The family took a shekel-denominated loan from Bank Hapoalim, which turned out to be an expensive mistake as the shekel has since appreciated 4.5% against the dollar, and a good part of their company’s income is in dollars. Using the borrowed NIS 556 million, they bought 9 million shares at NIS 61.70 per share from institutional investors – 7.6% of the company. The purchase raised the Bronickis’ stake in Ormat Industries to 35.2% and ensured their continued control. Selling the shares was also one the best moves made by the institutionals over the last few years.
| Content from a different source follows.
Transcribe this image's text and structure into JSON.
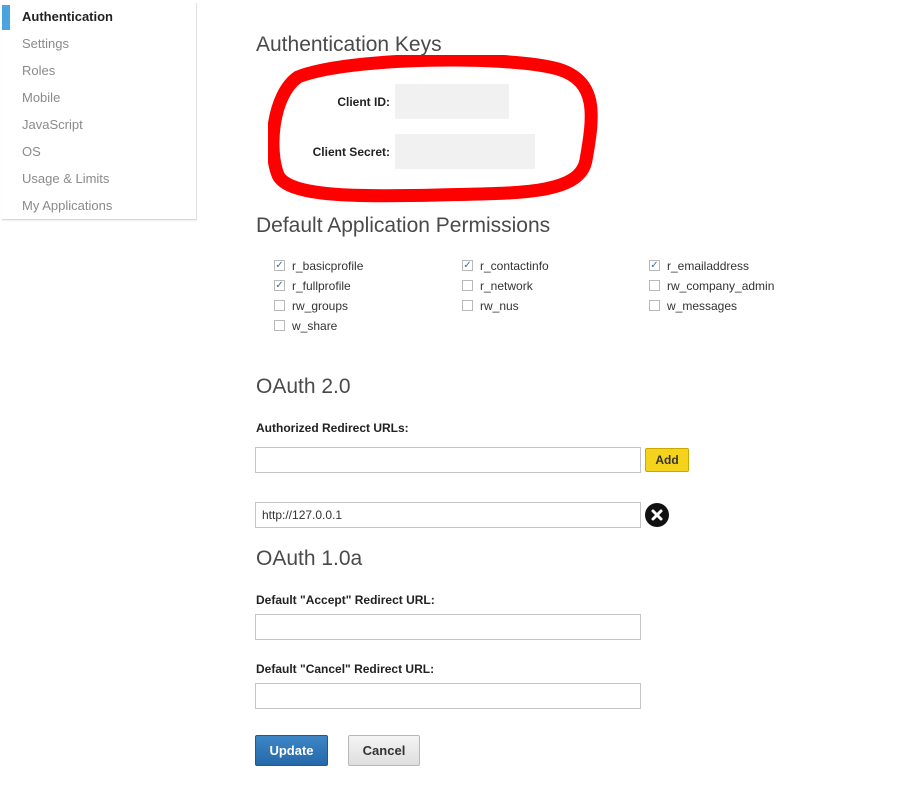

But at that point the company’s stock began falling, before hitting a low of NIS 16 per share last September. One reason was losses brought on by a $390-million investment gone sour at Ormat’s North Brawley California power plant, leading to a loss of investor confidence in company management.

The stock’s collapse forced the Bronickis to pledge their entire NIS 700 million worth of Ormat Holdings to Hapoalim in January 2009 to ensure repayment of their loan, which would become due in December 2011. Last spring, under pressure to find the means of repaying the loan, the family began talks with FIMI that led to the current agreement. Negotiations were also held with Shikun & Binui of the Arison group, but went nowhere.

The current remaining balance of the loan to Bank Hapoalim, NIS 183 million, is understood to be spread over five years with the principal due in one balloon payment; 17 million of the family’s remaining 26.2 million shares were pledged as collateral.

“I think the partnership is good since it will provide the company with a large controlling block while both sides share an outlook for the company’s future development in an area where it’s a global leader, and not necessarily in fashionable fields,” commented Yoram Bronicki. “FIMI has an excellent investment record in Israel and around the world.”